Mary helped Grace learn her duties around the house, which largely consisted of laundry and mending. She instructed Grace that being a servant required looking at matters from a special perspective. For example, she told Grace that even though servants have to use the back stairs to keep away from the family, it’s better to think that “the front stairs were there so that the family would keep out of our way.” Mary also expressed a profound distrust of men, particularly of wealthy gentlemen. Grace lists these among Mary’s many “democratic ideas.”

Life went on as usual until the spring of the following year when Mary became pregnant. Mary explained that she had been seeing a man who had promised to marry her, but he had gone back on this promise, abandoning her to survive on her own. Though Mary never confirmed it, Grace believed the father to be one of Mr. and Mrs. Alderman Parkinson’s sons. George had stayed on in Toronto after his school holidays and had frequently flirted with Mary.

Mary sought assistance from a shady doctor and borrowed money from Grace for a procedure. It was not until after the procedure, when she helped Mary hobble home in excruciating pain, that Grace realized the doctor had given Mary an abortion.
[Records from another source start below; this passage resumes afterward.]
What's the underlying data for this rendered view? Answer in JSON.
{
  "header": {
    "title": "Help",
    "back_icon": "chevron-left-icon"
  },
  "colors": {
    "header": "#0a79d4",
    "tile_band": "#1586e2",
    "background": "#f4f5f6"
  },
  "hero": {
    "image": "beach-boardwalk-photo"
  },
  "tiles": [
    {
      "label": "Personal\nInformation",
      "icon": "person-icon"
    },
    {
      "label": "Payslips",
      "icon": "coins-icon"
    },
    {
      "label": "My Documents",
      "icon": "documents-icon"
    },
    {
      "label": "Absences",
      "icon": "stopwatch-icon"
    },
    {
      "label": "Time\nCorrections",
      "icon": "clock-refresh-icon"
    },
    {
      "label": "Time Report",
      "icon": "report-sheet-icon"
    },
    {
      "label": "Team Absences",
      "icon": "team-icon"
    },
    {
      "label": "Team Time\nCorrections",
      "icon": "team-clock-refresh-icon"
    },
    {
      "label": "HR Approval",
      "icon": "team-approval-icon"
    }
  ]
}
Mary died that night in bed.

While preparing her body the next day, Grace thought she heard Mary’s voice in her ear saying, “Let me in.” Grace then rushed to open a window, thinking that she had misheard and that Mary’s spirit was telling her, “Let me out.” Grace fainted, and when she finally revived ten hours later, she ran about the house crying and asking where Grace had gone. Others in the house feared for her reason.

Analysis: Part VI

The discussion of the myth of Pandora’s box is significant to understanding the power dynamic between Grace and Dr. Jordan. When Grace informs Dr. Jordan that the quilt she’s making follows the Pandora’s Box pattern, he assumes that she doesn’t know the myth of Pandora from which the pattern gets its name. Grace observes that her reference to Pandora puts Dr. Jordan in an “instructive mood,” and she anticipates that he’s about to teach her something, which is something she believes “gentlemen are fond of doing.” The way Dr. Jordan assumes Grace’s ignorance demonstrates the implicit dynamic in which he believes he has more knowledge—and hence more power—than she does. Yet Grace does know the myth of Pandora, as she proves to Dr. Jordan when she recounts the myth in detail. Grace’s demonstration of knowledge unsettles the power dynamic that Dr. Jordan had assumed. Accordingly, his newly “instructive” mood disintegrates and returns to its former state of despondency.

The myth of Pandora also has symbolic importance for the story of Grace’s own life. According to Greek mythology, Pandora opened a box that contained all the evils of humanity, including disease, war, and a host of other problems that have blighted human history. When she opened the box, all these evils were released into the world. Yet at the bottom of the box there remained one last thing: hope. Like Pandora, Grace took part in actions that have caused a lot of suffering. She stands convicted of being an accessory to two murders, and in addition to the harm those murders caused the victims as well as their families and friends, Grace’s involvement also upset the order of Richmond Hill and scandalized the wider Toronto region. Grace has therefore opened a kind of “Pandora’s box,” making her responsible, at least in part, for a great deal of chaos. And yet, as suggested by Reverend Verringer’s commitment to proving her innocent and Dr. Jordan’s dedication to restoring her memory, there also remains hope for Grace.